Ellen who was born in the Netherlands is not exempt from these challenges, as although an EU national she is encountering problems as she does not have an address in the Netherlands. “When I contacted the Dutch Embassy about this, they said that I would have to contact the Italian authorities myself, to ask for permission to work there despite in theory, me having the right to work where I want in the EU.”



Sophie spent 2 winters working as a chalet manager in the French alps and fell in love with life in the mountains, so much so that Sophie and her partner wanted to make the Alps their permanent home. “I've always felt so much more immediately at home in the French mountains than I ever have in the UK and planned to spend a few more years working summers and winters, before setting up my own business out in France. Unfortunately, that all came crashing down.”

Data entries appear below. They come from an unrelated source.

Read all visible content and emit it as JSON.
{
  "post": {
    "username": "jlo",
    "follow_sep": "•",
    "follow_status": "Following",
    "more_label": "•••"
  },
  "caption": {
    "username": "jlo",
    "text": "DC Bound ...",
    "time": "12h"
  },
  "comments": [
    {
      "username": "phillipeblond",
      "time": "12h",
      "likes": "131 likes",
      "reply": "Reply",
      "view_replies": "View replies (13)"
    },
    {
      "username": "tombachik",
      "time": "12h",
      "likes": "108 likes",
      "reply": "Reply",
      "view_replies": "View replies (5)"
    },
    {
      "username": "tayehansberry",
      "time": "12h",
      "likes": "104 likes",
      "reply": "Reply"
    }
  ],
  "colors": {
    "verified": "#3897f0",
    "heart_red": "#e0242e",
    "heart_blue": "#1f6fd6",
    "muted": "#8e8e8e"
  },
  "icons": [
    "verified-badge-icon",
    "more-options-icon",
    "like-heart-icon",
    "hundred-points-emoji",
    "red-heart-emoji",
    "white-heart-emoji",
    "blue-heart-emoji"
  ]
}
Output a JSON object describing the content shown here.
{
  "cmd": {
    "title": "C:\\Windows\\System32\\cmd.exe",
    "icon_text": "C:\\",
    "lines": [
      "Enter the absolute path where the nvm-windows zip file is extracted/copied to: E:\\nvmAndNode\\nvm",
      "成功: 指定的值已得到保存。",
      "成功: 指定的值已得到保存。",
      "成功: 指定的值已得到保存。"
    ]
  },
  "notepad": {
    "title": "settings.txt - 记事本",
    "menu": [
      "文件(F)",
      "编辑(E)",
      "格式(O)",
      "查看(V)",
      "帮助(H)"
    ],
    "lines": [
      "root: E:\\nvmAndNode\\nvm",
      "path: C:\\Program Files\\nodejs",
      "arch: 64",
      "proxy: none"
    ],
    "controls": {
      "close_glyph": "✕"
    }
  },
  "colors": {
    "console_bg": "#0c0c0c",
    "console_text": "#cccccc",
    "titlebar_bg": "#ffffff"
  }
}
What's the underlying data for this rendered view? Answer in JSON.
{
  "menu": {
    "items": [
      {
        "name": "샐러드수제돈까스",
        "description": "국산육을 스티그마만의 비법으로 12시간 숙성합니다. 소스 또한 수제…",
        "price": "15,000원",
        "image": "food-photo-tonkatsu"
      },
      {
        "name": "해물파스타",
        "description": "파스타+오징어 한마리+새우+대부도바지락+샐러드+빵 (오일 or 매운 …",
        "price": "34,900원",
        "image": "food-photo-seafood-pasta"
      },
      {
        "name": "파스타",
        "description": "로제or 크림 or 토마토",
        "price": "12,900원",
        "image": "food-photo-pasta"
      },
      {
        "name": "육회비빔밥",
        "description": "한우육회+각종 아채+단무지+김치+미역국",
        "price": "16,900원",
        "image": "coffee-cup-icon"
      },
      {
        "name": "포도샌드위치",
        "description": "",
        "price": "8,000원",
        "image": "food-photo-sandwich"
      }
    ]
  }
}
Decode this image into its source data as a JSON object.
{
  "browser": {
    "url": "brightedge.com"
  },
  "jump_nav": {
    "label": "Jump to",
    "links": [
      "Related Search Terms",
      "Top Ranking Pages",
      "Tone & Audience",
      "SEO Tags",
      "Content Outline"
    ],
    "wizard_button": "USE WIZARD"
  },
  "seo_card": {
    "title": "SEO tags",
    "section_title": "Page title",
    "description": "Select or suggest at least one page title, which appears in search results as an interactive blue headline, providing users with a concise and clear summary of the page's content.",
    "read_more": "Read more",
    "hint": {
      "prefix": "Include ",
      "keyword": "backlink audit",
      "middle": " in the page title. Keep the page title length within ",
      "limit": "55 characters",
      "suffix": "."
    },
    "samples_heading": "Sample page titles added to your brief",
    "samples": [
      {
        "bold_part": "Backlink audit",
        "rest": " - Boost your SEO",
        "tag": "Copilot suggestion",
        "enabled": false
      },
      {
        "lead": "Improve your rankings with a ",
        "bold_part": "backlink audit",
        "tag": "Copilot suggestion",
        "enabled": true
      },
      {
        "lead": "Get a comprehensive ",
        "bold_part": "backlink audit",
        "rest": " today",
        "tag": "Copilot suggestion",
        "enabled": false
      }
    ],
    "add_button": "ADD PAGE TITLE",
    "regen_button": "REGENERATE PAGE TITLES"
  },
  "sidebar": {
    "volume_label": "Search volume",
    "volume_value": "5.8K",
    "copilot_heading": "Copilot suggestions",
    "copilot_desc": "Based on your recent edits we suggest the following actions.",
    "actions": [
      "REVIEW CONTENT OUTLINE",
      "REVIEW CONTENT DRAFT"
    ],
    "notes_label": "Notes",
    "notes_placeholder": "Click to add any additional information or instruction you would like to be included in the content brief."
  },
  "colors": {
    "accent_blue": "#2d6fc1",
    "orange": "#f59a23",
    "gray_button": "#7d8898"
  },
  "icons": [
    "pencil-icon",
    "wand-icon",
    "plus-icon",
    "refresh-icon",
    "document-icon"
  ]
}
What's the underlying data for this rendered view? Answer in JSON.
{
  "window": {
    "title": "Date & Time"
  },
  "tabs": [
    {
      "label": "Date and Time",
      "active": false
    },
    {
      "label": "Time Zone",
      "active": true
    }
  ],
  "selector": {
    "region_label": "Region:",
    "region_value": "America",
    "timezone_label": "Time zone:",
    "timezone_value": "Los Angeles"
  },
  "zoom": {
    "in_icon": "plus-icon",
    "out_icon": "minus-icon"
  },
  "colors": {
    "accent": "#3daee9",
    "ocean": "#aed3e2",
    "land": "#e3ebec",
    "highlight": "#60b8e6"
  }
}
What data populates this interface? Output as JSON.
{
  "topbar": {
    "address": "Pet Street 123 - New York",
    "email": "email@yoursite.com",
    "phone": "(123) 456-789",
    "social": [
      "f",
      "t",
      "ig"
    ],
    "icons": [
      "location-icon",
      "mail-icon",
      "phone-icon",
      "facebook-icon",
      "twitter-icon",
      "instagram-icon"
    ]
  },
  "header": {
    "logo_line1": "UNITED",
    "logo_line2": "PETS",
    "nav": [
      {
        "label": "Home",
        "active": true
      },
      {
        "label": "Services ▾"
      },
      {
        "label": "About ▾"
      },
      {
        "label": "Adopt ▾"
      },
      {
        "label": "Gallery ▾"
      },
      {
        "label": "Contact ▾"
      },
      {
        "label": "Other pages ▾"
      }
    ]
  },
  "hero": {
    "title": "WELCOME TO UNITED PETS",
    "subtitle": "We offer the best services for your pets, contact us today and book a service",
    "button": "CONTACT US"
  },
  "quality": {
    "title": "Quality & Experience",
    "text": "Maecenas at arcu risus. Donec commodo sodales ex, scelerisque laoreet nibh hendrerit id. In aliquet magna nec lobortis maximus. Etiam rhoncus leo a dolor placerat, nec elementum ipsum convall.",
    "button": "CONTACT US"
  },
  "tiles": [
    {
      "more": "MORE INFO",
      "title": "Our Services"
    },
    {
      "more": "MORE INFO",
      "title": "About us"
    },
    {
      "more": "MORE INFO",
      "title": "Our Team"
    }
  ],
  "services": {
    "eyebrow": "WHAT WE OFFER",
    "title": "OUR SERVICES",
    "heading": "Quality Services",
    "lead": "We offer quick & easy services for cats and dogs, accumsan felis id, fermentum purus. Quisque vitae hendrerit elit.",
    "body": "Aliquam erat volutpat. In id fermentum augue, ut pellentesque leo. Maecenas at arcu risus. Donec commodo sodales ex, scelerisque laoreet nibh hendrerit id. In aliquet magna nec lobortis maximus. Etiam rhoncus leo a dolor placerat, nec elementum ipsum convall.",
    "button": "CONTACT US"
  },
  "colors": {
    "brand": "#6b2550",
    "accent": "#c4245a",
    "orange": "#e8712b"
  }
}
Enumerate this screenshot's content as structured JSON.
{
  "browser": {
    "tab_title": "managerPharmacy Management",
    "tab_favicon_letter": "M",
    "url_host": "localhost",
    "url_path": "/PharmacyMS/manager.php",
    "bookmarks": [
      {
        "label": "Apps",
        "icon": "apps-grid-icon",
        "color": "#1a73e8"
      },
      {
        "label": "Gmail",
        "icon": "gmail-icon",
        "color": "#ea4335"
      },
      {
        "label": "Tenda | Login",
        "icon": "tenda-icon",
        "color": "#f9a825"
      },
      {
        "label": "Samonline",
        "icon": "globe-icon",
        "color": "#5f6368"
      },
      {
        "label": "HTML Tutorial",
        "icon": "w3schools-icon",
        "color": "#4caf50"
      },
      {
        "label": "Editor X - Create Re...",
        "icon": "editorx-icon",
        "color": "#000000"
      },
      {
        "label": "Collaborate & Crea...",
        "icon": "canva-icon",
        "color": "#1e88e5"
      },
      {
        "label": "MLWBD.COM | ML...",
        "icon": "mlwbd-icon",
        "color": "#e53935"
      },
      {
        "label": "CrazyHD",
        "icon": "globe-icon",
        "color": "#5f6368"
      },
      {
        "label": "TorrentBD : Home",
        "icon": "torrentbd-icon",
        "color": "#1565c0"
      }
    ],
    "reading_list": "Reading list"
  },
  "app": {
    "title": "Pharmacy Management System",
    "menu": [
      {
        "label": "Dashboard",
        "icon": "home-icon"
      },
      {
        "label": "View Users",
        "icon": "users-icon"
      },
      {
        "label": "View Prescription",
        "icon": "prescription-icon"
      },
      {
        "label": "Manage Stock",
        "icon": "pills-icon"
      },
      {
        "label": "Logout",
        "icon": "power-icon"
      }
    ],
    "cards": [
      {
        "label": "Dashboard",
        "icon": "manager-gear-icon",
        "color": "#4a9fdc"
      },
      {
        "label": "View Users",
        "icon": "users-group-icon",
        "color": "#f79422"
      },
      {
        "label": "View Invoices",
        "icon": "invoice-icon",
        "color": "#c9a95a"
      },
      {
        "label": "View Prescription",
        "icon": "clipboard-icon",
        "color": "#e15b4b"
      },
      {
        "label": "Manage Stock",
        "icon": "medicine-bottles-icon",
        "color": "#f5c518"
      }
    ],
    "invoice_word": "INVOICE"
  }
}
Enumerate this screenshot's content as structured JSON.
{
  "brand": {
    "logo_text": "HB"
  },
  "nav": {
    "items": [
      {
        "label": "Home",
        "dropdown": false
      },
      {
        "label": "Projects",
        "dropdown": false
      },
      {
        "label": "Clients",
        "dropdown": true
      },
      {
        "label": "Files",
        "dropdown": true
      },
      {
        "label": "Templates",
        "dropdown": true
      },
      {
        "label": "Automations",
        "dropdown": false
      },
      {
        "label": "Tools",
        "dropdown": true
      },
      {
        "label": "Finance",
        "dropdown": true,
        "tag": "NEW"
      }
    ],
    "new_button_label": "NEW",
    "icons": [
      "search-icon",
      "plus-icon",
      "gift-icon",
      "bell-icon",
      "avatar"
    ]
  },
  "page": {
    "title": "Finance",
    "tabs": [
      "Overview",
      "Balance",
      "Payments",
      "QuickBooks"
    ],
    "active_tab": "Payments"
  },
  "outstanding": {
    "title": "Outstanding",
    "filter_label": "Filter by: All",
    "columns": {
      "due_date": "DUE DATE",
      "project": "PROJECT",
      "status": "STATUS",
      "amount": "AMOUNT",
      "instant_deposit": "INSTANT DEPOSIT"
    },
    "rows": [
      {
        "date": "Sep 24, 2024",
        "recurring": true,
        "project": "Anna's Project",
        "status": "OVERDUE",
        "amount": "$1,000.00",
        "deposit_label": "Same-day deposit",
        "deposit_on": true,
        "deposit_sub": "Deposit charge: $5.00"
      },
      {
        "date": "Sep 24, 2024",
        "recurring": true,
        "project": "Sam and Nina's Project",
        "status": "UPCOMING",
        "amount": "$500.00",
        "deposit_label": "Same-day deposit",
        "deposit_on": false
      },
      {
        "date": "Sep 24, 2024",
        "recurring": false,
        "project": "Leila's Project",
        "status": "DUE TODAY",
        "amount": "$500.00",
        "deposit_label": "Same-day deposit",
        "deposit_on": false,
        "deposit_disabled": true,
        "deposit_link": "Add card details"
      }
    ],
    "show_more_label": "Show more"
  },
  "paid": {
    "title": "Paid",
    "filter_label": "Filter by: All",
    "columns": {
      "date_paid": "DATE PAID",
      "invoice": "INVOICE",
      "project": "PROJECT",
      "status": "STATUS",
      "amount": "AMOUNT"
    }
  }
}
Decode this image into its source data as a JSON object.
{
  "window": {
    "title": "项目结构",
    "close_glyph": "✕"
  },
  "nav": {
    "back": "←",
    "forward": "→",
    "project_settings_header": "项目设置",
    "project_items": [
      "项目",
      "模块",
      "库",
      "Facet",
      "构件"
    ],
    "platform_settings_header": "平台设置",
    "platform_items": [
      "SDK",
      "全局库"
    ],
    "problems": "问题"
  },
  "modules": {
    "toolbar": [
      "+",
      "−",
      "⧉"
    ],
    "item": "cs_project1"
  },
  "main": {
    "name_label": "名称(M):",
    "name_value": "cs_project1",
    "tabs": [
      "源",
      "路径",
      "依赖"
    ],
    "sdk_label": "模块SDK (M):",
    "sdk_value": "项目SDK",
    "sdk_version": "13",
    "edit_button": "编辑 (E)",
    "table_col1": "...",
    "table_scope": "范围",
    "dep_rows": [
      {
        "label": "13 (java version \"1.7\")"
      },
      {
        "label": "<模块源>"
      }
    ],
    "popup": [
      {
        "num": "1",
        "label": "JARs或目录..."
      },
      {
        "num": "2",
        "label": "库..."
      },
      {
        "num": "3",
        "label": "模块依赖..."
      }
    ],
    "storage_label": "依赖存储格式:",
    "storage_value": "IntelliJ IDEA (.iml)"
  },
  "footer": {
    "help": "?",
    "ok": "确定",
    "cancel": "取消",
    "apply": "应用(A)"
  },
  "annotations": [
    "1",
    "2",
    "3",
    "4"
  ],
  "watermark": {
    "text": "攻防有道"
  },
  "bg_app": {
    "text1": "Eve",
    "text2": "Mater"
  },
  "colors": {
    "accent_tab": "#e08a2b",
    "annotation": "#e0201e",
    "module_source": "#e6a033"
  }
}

Following a family member's health emergency Sophie had to return home before the end of the transition period, meaning she then missed out on the opportunity for residency in France. However a year down the line Sophie is not letting the challenges get in the way. After being offered a job in a luxury retreat in Spain she quickly appreciated the hurdles she faced. She had to innovate, establishing her own company becoming freelance and invoicing the Spanish

company. “[This has left me with] an enormous visa application (11 documents in total), needing to produce a business plan, all of which needs to be translated and must be physically applied for at the Spanish consulate in Edinburgh.”


Sophie realised achieving her dream might not be as easy as she thought; “This all costs a fortune at my own expense and with a month's processing time and no guarantee of a visa at the end. If I do not get it, the cost will have been far greater than everything I've earned throughout the pandemic.”




If an employer wants to recruit a seasonal worker to a country like France they will have to;

  1. Advertise for 8 weeks in France and show proof that no French person can fill this role

  2. Apply for a work permit (a 17 page document) this usually can take up to 2 months however due to the number of applications it will likely take longer.

  3. The member of staff must then go in person to the French embassy to apply for a visa before they can enter the country. Note. At any point in this process the application for that individual can be rejected.

These rules will differ between each member state."



Sophie’s potential employers' approach shows they do not want to deal with the challenging documentation required to employ just one person and asked Sophie to take on the responsibility herself. When larger companies must repeat this application process for their 100+ seasonal workers and apply for any required work permits this will become unmanageable for them. Then after completing all the required documentation there is no guarantee that a visa will be issued. So after all this uncertainty it is not surprising employers are beginning to look elsewhere.


The outbound travel industry is one of many that has been severely impacted because of the pandemic, this has seen many companies struggling to make ends meet and inevitably some operators have had to shut up shop. The challenges they now face from the pandemic combined with the end of free movement of labour will no doubt lead to further contraction in the travel industry and an inevitable increase in prices for holiday makers.


The days of seeing smiling happy British seasonal workers in your holiday resorts around Europe may be becoming a thing of the past and the 25,000 people employed by this sector are faced with unemployment in an already unprecedented challenging time for those in the hospitality sector.


If you are a British seasonal worker and you have found your opportunities for working are proving challenging, please write to the forgotten25000@gmail.com and share your story and experiences.


37 views0 comments